I wish dog walking classes were required for all pet parents.
Oh, I couldn’t agree more with the dog walking classes, Anna!! Thank you for all your kind words. I’d love to go on a snowy walk with you & Rocky & my pups. Maybe I’ll make it out your way at some point in time 🙂 I hear Colorado is beautiful.
Cudos to you for being so active with Rocky and walking him every day, AND seeking out the advice of a professional trainer. The daily walk is so important, and such a wonderful bonding opportunity between the dog and his handler.
Thank you also for the link to Brian’s book. I will check out his training philosophy. You are spot on with the energy. I’m a huge believer in energy ever since the pups came into my life. They really do mirror the energy they’re surrounded by, so it always boggles my mind when people are surprised at dogs reacting to a crazy environment. Ugh. One of my pet peeves.
I’m all for using a variety of tools to make our lives easier – thank you, pet industry for coming up with all of them!!
I have used head collars (Gentle Leader & Halti), martingale collars, sling collars, prong collars, and regular flat collars on my own pups, and I also have one of each in my car, just in case. I never know when it might be helpful to have one of those to fall back on. No one collar works for all dogs, and some really need the e-collar or prong collar to be manageable, at least temporarily.

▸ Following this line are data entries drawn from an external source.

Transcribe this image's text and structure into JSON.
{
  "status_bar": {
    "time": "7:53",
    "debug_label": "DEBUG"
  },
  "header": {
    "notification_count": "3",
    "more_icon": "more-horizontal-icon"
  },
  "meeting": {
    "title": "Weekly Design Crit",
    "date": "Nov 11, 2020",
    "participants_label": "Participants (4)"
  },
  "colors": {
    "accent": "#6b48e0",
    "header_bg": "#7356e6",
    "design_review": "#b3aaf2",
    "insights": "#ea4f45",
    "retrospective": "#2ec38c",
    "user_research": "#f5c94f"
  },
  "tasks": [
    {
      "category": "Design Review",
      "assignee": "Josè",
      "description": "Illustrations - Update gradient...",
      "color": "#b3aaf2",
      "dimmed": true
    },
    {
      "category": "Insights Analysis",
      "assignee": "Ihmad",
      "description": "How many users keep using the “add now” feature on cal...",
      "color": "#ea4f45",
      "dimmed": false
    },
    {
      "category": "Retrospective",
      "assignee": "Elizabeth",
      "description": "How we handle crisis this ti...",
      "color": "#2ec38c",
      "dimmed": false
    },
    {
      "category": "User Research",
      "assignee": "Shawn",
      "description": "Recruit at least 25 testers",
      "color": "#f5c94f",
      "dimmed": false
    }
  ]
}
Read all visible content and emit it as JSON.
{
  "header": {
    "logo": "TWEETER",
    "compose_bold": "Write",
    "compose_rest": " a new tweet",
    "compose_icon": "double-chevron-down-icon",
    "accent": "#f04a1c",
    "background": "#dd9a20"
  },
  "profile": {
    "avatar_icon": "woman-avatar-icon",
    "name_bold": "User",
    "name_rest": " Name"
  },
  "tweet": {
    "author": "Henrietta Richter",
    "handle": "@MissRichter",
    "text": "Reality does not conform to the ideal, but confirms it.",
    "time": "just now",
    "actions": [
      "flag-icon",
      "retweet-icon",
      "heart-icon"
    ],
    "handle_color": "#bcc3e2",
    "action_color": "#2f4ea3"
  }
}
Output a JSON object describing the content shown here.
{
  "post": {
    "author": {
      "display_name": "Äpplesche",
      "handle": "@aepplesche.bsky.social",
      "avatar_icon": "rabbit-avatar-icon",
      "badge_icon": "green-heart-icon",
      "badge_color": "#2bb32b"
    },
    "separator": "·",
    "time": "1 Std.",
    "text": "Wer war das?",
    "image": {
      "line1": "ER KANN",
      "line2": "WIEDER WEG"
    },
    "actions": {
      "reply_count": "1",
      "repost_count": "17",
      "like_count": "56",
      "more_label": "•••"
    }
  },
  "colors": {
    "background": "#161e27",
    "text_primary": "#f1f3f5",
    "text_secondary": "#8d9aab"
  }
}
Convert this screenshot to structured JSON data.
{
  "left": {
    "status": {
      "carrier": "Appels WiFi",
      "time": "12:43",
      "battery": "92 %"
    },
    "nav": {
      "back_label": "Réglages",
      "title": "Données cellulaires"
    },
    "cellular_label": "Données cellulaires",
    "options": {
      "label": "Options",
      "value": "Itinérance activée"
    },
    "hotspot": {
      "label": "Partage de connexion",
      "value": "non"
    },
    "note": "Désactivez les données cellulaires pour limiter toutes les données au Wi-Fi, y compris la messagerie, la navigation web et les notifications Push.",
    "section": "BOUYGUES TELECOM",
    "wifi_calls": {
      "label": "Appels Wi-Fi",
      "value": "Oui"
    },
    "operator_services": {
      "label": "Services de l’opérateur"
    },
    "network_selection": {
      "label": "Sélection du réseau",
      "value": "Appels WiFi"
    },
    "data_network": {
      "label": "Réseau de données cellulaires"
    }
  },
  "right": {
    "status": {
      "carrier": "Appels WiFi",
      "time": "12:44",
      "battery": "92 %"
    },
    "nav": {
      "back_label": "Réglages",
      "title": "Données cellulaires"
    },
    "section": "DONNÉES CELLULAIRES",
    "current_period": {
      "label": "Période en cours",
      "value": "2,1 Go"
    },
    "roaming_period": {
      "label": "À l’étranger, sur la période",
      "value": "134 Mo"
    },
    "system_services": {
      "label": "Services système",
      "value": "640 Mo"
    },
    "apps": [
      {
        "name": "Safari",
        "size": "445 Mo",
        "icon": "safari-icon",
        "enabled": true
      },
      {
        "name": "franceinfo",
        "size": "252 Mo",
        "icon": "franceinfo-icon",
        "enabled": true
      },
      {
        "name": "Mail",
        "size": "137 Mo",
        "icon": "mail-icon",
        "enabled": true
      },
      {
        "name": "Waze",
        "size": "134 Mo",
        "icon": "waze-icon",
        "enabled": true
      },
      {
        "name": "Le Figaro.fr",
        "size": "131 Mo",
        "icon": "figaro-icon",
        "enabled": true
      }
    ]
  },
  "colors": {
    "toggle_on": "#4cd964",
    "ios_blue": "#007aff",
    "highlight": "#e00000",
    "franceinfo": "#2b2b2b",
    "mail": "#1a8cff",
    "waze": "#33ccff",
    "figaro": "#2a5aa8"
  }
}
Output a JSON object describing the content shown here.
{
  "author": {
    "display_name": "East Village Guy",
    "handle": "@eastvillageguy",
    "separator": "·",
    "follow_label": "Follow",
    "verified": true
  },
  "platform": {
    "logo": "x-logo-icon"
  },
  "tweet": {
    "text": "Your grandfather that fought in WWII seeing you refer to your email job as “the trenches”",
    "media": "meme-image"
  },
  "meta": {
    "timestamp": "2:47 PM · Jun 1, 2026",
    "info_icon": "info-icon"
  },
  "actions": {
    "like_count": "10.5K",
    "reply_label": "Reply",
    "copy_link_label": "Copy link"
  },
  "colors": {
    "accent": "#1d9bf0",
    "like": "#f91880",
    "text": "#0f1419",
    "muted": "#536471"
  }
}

I know that some people have very strong opinions as far as the use of the e-collar and the prong collar are concerned, but in my honest opinion, they are very likely to never have had to handle a difficult dog. I learned how to correctly use a prong collar on both of my dogs in a basic obedience class I took, and it got rid of several problem behaviors. I currently don’t actively use them on my pups, but Buzz is walked on a head collar, and Missy on a sling collar. She still has a tendency to want to chase every squirrel and cat she sees, and I don’t think that she’ll ever fully kick that behavior to the curb.